▸ **WORK TASK**
Write out all of the records, keeping each one exactly as written.

***** INPUT RECORDS

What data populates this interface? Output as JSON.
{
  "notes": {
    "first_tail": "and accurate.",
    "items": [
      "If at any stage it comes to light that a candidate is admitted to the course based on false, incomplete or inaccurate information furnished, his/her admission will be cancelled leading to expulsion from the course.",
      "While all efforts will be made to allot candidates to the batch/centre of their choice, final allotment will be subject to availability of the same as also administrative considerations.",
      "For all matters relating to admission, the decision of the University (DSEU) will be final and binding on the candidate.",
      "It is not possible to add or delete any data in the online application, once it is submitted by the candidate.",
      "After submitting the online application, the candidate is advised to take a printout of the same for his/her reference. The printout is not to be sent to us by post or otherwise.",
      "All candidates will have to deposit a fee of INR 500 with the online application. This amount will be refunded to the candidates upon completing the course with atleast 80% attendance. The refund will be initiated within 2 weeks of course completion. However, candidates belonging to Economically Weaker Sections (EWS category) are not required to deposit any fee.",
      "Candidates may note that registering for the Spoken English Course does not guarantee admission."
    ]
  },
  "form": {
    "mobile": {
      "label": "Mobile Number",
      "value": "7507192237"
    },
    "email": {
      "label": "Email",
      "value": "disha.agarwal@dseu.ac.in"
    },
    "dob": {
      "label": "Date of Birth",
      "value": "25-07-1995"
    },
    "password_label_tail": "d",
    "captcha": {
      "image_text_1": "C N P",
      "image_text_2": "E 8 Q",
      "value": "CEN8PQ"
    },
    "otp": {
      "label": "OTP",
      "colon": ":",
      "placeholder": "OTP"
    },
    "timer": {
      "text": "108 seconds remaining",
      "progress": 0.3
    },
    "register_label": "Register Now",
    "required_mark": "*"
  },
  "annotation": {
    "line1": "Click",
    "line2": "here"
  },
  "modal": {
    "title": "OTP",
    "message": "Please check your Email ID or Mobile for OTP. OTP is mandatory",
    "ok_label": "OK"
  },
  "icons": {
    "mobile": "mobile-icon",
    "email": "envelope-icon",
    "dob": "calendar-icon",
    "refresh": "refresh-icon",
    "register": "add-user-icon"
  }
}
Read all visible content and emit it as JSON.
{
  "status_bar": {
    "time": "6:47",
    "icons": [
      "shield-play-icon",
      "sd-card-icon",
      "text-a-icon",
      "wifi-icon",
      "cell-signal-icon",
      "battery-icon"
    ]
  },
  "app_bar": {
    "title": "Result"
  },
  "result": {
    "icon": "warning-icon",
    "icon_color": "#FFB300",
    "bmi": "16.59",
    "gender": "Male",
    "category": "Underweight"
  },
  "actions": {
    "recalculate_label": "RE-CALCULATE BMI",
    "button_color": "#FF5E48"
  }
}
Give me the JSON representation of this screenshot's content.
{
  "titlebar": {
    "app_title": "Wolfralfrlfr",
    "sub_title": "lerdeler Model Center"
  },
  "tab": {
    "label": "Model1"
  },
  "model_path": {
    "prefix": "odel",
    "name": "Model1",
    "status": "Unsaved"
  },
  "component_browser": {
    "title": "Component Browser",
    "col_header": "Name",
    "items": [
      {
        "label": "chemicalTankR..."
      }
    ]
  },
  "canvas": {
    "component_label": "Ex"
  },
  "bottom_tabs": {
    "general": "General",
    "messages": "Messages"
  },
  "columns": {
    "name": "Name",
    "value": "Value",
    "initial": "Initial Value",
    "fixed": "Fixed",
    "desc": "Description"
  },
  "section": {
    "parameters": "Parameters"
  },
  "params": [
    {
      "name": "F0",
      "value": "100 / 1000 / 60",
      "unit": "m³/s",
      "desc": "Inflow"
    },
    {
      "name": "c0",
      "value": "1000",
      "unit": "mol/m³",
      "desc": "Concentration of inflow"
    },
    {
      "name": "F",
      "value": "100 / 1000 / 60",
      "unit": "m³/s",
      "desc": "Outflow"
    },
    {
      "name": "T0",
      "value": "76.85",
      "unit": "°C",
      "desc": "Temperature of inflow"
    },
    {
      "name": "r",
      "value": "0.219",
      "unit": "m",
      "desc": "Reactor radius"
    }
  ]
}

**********

▸ **SOLVED PROBLEM**
What data populates this interface? Output as JSON.
{
  "notes": {
    "first_tail": "and accurate.",
    "items": [
      "If at any stage it comes to light that a candidate is admitted to the course based on false, incomplete or inaccurate information furnished, his/her admission will be cancelled leading to expulsion from the course.",
      "While all efforts will be made to allot candidates to the batch/centre of their choice, final allotment will be subject to availability of the same as also administrative considerations.",
      "For all matters relating to admission, the decision of the University (DSEU) will be final and binding on the candidate.",
      "It is not possible to add or delete any data in the online application, once it is submitted by the candidate.",
      "After submitting the online application, the candidate is advised to take a printout of the same for his/her reference. The printout is not to be sent to us by post or otherwise.",
      "All candidates will have to deposit a fee of INR 500 with the online application. This amount will be refunded to the candidates upon completing the course with atleast 80% attendance. The refund will be initiated within 2 weeks of course completion. However, candidates belonging to Economically Weaker Sections (EWS category) are not required to deposit any fee.",
      "Candidates may note that registering for the Spoken English Course does not guarantee admission."
    ]
  },
  "form": {
    "mobile": {
      "label": "Mobile Number",
      "value": "7507192237"
    },
    "email": {
      "label": "Email",
      "value": "disha.agarwal@dseu.ac.in"
    },
    "dob": {
      "label": "Date of Birth",
      "value": "25-07-1995"
    },
    "password_label_tail": "d",
    "captcha": {
      "image_text_1": "C N P",
      "image_text_2": "E 8 Q",
      "value": "CEN8PQ"
    },
    "otp": {
      "label": "OTP",
      "colon": ":",
      "placeholder": "OTP"
    },
    "timer": {
      "text": "108 seconds remaining",
      "progress": 0.3
    },
    "register_label": "Register Now",
    "required_mark": "*"
  },
  "annotation": {
    "line1": "Click",
    "line2": "here"
  },
  "modal": {
    "title": "OTP",
    "message": "Please check your Email ID or Mobile for OTP. OTP is mandatory",
    "ok_label": "OK"
  },
  "icons": {
    "mobile": "mobile-icon",
    "email": "envelope-icon",
    "dob": "calendar-icon",
    "refresh": "refresh-icon",
    "register": "add-user-icon"
  }
}
Read all visible content and emit it as JSON.
{
  "status_bar": {
    "time": "6:47",
    "icons": [
      "shield-play-icon",
      "sd-card-icon",
      "text-a-icon",
      "wifi-icon",
      "cell-signal-icon",
      "battery-icon"
    ]
  },
  "app_bar": {
    "title": "Result"
  },
  "result": {
    "icon": "warning-icon",
    "icon_color": "#FFB300",
    "bmi": "16.59",
    "gender": "Male",
    "category": "Underweight"
  },
  "actions": {
    "recalculate_label": "RE-CALCULATE BMI",
    "button_color": "#FF5E48"
  }
}
Give me the JSON representation of this screenshot's content.
{
  "titlebar": {
    "app_title": "Wolfralfrlfr",
    "sub_title": "lerdeler Model Center"
  },
  "tab": {
    "label": "Model1"
  },
  "model_path": {
    "prefix": "odel",
    "name": "Model1",
    "status": "Unsaved"
  },
  "component_browser": {
    "title": "Component Browser",
    "col_header": "Name",
    "items": [
      {
        "label": "chemicalTankR..."
      }
    ]
  },
  "canvas": {
    "component_label": "Ex"
  },
  "bottom_tabs": {
    "general": "General",
    "messages": "Messages"
  },
  "columns": {
    "name": "Name",
    "value": "Value",
    "initial": "Initial Value",
    "fixed": "Fixed",
    "desc": "Description"
  },
  "section": {
    "parameters": "Parameters"
  },
  "params": [
    {
      "name": "F0",
      "value": "100 / 1000 / 60",
      "unit": "m³/s",
      "desc": "Inflow"
    },
    {
      "name": "c0",
      "value": "1000",
      "unit": "mol/m³",
      "desc": "Concentration of inflow"
    },
    {
      "name": "F",
      "value": "100 / 1000 / 60",
      "unit": "m³/s",
      "desc": "Outflow"
    },
    {
      "name": "T0",
      "value": "76.85",
      "unit": "°C",
      "desc": "Temperature of inflow"
    },
    {
      "name": "r",
      "value": "0.219",
      "unit": "m",
      "desc": "Reactor radius"
    }
  ]
}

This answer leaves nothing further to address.